Among these entries, how many lines have the string "sample" in them? Only the number is needed.

┄┄┄┄┄┄┄┄┄┄┄┄┄┄┄┄┄┄┄┄

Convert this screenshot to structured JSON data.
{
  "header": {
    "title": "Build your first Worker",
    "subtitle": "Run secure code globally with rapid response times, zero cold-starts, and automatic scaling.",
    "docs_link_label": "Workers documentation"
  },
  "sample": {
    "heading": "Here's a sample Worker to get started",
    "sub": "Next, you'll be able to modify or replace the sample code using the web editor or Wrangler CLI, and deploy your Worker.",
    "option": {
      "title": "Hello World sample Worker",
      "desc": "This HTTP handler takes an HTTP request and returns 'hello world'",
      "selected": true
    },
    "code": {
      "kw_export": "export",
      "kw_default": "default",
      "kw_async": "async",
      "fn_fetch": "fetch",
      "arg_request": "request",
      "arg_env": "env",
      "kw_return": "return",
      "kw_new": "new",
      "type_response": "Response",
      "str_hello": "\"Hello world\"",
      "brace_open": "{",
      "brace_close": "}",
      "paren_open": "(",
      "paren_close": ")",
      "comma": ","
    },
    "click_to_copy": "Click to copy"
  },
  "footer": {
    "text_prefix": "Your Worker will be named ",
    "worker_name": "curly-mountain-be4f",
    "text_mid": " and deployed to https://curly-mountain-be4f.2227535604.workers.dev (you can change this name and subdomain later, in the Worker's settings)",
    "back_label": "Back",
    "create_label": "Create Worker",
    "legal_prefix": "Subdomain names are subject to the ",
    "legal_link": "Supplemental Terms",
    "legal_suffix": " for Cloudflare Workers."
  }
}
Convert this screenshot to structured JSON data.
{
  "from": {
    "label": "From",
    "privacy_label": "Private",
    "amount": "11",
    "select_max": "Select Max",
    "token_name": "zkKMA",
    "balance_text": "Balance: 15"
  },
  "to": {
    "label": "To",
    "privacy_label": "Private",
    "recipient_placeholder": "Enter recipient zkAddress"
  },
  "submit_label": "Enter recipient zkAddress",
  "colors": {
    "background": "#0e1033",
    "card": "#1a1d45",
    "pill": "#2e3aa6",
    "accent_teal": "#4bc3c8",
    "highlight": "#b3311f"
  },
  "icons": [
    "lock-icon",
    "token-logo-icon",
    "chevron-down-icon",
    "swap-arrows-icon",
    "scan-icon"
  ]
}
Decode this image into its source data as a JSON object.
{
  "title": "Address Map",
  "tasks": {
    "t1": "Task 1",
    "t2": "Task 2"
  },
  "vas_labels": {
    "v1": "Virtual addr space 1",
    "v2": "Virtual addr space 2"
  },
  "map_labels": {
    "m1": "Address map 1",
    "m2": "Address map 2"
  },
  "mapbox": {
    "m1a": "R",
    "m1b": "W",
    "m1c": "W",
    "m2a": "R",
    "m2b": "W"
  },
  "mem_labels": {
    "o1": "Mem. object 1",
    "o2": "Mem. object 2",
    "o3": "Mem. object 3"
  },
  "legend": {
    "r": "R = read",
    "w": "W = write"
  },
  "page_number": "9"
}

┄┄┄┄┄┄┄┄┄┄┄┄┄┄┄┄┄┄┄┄

• [Your solution]: 4